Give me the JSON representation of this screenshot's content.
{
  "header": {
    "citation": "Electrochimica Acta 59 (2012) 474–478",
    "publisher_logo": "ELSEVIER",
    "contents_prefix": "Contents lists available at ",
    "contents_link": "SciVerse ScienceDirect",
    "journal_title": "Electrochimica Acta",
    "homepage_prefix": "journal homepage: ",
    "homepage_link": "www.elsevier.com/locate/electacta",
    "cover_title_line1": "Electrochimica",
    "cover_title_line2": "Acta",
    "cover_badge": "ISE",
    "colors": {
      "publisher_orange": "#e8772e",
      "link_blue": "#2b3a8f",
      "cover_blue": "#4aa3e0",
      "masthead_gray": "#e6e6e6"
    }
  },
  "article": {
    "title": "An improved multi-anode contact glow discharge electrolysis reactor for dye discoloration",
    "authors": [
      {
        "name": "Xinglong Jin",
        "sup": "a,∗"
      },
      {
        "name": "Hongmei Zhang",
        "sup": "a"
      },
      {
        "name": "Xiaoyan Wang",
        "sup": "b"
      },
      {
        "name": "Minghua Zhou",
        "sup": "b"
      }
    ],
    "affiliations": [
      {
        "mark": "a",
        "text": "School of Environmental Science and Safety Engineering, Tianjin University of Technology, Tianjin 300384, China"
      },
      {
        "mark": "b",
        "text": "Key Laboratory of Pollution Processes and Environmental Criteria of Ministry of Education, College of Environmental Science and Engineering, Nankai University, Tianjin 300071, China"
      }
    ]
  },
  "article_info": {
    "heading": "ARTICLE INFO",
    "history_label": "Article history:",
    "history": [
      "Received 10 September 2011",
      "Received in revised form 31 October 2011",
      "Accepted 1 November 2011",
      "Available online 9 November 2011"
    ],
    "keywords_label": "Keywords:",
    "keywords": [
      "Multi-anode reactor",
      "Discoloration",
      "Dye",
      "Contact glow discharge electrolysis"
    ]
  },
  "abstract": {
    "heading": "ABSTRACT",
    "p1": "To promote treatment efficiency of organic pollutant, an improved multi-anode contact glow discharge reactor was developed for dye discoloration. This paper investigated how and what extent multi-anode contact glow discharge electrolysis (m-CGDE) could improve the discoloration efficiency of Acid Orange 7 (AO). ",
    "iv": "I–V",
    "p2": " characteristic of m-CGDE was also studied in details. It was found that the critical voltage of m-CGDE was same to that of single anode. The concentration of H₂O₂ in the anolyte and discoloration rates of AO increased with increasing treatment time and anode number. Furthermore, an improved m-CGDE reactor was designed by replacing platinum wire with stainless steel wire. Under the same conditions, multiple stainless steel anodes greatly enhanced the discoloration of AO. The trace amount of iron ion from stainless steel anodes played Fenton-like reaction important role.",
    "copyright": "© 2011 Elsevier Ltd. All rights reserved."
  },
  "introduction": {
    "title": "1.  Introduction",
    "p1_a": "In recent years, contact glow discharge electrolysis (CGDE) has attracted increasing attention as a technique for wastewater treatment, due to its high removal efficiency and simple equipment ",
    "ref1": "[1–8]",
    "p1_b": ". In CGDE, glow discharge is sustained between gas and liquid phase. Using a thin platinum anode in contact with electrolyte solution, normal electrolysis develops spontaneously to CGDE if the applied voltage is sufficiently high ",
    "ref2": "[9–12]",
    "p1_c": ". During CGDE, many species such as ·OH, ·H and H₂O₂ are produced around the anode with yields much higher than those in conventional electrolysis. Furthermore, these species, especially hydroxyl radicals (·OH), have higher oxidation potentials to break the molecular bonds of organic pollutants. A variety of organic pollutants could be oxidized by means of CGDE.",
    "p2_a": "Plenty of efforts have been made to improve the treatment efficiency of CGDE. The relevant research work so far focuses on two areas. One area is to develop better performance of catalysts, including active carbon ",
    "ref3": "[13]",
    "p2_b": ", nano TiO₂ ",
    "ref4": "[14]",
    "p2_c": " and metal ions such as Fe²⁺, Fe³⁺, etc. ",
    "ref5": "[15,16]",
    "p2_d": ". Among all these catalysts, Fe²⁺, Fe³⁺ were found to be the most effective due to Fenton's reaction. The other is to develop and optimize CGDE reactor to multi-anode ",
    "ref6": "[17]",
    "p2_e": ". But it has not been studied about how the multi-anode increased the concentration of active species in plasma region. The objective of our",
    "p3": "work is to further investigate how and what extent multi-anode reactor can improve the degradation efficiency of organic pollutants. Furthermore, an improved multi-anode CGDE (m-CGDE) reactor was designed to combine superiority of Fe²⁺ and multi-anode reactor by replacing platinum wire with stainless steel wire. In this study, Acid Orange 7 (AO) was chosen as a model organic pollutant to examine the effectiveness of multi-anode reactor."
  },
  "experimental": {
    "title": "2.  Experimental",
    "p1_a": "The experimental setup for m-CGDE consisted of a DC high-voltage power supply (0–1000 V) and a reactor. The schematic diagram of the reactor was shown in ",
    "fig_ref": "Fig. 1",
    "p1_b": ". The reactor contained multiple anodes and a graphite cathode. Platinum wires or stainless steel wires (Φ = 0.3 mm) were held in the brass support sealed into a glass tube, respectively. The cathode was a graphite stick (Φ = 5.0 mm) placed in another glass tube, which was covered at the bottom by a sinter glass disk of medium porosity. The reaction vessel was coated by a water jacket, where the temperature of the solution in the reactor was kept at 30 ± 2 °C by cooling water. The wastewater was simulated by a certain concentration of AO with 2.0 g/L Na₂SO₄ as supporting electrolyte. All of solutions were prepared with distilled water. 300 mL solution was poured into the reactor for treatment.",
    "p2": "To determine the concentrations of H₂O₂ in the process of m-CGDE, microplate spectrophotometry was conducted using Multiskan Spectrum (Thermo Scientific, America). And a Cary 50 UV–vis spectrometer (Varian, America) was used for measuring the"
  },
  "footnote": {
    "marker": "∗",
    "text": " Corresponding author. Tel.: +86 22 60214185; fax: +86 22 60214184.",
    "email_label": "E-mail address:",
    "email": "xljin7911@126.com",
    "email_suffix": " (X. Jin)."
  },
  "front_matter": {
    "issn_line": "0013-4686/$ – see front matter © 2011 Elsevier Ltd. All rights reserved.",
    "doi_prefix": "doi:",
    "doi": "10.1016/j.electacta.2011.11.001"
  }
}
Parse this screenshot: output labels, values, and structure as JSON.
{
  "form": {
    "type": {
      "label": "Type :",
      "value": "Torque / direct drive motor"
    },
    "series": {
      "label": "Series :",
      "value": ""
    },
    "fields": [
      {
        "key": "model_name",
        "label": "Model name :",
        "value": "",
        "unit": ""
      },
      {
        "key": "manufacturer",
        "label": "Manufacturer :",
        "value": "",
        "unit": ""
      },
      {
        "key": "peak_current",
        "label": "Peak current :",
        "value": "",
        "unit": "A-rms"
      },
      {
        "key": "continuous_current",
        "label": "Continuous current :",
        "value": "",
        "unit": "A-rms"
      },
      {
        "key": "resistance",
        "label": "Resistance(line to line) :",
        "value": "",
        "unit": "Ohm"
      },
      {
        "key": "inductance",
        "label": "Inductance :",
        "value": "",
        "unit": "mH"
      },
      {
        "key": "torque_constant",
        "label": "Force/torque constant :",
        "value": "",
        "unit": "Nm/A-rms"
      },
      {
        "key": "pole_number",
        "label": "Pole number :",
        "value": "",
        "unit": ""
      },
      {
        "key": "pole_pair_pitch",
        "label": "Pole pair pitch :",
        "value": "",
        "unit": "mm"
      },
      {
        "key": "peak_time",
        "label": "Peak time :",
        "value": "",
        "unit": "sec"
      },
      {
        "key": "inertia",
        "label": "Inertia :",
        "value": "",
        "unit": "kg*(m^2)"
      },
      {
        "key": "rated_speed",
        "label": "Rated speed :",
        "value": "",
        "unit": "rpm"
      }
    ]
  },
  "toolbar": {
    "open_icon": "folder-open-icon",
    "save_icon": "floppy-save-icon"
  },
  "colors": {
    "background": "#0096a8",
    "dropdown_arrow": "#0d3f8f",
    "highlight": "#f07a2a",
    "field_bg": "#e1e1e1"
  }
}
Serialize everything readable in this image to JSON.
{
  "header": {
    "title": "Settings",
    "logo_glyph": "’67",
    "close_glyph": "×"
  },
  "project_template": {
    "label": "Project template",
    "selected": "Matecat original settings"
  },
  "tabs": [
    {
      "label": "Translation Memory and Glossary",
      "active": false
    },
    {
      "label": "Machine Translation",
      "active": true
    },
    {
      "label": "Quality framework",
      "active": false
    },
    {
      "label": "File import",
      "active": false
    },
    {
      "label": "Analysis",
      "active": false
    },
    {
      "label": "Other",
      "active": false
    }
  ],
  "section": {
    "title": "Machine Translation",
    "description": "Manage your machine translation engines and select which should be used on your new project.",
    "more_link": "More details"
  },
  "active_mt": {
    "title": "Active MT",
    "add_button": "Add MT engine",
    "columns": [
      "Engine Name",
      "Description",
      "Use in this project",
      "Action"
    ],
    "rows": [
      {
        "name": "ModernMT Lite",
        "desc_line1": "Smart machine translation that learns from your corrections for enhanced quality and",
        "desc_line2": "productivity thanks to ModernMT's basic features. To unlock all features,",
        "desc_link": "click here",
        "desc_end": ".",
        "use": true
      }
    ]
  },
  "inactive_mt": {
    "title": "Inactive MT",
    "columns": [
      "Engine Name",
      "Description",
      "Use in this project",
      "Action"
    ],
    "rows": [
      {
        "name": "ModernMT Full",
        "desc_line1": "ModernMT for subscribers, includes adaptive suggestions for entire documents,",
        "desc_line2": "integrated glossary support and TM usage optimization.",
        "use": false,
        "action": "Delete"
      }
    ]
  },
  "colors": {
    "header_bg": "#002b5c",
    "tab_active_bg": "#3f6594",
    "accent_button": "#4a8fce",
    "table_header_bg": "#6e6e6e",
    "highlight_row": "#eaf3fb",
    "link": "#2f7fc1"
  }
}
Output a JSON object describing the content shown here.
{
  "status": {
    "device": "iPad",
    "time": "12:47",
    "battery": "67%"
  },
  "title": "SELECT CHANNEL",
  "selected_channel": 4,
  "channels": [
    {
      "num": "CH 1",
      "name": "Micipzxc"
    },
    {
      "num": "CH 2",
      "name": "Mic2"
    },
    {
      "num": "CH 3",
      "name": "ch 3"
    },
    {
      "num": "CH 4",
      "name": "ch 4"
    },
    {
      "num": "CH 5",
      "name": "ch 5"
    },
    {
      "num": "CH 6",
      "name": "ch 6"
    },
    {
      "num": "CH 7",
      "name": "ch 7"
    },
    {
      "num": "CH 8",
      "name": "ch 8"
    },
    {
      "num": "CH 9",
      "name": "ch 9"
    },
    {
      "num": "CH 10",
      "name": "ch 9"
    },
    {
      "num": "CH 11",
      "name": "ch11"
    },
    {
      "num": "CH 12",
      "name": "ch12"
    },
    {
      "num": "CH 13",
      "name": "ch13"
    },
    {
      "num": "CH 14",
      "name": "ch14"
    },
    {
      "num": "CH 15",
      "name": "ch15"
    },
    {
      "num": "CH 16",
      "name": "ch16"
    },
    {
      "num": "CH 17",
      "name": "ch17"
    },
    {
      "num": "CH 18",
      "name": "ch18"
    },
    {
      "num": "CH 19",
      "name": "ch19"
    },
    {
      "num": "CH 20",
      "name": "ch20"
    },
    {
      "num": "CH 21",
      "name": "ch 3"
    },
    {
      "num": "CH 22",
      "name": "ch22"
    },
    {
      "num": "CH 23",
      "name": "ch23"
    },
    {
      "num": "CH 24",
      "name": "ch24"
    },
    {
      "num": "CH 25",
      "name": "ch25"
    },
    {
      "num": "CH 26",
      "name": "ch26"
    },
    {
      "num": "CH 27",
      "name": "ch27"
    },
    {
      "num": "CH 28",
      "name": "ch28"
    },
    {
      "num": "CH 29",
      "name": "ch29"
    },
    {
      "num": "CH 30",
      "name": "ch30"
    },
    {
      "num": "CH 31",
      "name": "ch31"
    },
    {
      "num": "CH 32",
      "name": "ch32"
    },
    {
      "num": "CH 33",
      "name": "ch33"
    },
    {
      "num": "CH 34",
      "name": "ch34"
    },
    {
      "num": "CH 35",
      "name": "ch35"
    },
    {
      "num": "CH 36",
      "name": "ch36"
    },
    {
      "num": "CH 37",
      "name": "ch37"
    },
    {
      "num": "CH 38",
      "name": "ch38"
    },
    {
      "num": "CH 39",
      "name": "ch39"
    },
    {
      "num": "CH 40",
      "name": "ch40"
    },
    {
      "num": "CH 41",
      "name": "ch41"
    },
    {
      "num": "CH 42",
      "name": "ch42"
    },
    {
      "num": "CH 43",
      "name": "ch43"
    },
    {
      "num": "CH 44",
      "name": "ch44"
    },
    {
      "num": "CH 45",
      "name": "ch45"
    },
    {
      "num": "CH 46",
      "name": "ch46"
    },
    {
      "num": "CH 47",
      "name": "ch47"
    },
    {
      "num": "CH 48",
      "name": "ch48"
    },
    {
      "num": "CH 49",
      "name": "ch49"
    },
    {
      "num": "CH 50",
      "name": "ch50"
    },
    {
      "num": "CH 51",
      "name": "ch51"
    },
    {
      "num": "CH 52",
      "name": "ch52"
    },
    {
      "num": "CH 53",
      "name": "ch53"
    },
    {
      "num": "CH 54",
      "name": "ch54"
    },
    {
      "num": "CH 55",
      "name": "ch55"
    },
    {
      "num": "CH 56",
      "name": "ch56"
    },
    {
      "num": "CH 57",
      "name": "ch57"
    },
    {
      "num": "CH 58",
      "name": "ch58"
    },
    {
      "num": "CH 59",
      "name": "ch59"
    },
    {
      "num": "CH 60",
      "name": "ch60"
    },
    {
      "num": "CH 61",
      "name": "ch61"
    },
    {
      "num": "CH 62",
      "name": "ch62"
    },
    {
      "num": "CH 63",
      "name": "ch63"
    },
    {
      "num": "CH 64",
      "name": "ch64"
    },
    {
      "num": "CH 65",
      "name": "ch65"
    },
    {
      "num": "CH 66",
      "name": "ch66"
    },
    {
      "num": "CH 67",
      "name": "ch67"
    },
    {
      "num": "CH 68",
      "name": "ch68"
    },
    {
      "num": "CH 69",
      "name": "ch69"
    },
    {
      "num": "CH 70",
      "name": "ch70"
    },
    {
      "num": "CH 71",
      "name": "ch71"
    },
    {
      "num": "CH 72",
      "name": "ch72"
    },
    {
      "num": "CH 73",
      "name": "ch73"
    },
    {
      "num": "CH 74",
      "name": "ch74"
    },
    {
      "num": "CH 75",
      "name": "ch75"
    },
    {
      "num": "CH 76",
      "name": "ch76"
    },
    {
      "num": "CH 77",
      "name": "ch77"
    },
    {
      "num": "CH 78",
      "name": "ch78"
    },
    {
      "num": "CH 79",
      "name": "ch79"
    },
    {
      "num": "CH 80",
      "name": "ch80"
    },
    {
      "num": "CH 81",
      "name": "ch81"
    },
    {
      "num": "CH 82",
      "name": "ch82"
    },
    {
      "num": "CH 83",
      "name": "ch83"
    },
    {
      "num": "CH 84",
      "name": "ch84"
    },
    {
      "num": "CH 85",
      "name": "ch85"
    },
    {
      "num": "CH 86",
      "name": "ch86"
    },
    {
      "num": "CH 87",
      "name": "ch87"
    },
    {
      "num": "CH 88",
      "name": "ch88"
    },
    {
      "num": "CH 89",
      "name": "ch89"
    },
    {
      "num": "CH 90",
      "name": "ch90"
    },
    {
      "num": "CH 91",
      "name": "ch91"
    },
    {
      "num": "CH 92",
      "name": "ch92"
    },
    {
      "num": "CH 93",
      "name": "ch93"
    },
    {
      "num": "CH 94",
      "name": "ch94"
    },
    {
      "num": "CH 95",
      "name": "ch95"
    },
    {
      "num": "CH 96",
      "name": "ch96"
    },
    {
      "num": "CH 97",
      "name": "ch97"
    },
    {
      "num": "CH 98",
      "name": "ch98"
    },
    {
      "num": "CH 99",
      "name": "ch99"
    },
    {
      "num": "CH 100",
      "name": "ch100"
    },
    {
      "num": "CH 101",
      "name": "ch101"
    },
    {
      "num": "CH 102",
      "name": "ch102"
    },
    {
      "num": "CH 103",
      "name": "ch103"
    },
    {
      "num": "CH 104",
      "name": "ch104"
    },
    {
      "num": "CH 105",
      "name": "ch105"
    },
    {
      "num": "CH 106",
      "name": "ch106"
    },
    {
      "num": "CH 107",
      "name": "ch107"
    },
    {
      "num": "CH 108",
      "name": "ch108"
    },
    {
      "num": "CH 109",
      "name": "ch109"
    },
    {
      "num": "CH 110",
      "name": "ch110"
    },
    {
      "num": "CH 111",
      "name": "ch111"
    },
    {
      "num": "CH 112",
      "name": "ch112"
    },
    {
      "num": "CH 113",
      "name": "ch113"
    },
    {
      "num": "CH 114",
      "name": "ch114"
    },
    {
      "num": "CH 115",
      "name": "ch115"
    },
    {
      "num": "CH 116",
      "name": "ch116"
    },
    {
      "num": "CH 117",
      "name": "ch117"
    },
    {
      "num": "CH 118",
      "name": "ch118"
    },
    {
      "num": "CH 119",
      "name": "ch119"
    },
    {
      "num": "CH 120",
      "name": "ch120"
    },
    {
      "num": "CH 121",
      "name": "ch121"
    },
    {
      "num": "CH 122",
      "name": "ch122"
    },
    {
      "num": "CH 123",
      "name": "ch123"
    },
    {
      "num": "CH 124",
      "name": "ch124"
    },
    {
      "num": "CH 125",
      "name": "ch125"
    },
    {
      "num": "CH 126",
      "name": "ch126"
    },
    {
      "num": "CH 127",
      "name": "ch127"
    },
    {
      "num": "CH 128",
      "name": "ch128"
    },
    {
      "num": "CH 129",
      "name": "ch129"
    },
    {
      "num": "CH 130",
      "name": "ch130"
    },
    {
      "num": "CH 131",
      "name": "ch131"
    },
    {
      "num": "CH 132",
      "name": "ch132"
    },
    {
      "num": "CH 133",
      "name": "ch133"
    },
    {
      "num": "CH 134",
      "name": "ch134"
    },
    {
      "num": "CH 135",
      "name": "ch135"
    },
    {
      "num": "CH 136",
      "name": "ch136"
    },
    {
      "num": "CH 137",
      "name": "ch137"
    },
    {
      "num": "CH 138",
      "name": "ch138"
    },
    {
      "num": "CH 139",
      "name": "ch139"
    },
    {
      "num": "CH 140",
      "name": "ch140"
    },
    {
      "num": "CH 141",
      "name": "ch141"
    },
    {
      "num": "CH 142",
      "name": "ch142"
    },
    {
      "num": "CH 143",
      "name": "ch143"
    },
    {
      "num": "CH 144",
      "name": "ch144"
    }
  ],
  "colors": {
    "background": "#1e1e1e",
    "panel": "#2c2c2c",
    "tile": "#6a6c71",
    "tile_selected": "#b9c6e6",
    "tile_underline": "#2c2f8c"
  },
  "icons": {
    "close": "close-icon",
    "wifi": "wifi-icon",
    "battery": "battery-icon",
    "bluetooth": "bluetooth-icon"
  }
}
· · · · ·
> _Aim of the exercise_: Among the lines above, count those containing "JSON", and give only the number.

> _Answer space_: 4